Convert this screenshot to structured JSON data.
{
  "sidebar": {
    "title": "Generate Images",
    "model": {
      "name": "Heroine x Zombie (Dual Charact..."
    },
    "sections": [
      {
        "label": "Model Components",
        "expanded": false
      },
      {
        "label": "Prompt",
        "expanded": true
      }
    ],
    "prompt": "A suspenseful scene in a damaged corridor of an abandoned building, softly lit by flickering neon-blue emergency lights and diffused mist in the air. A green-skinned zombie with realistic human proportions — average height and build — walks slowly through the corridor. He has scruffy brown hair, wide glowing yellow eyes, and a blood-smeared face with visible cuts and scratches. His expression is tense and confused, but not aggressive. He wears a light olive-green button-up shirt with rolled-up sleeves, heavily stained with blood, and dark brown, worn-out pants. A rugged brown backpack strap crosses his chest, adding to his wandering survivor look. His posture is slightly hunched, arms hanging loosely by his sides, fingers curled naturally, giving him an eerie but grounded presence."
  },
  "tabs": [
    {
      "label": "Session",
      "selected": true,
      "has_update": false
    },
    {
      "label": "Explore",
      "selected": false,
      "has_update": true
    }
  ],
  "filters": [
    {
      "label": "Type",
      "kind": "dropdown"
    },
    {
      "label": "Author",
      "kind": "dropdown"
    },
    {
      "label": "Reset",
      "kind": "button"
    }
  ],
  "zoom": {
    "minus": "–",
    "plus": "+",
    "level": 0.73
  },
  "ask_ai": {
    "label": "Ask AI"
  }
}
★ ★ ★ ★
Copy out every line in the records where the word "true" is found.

        "expanded": true
      "selected": true,
      "has_update": true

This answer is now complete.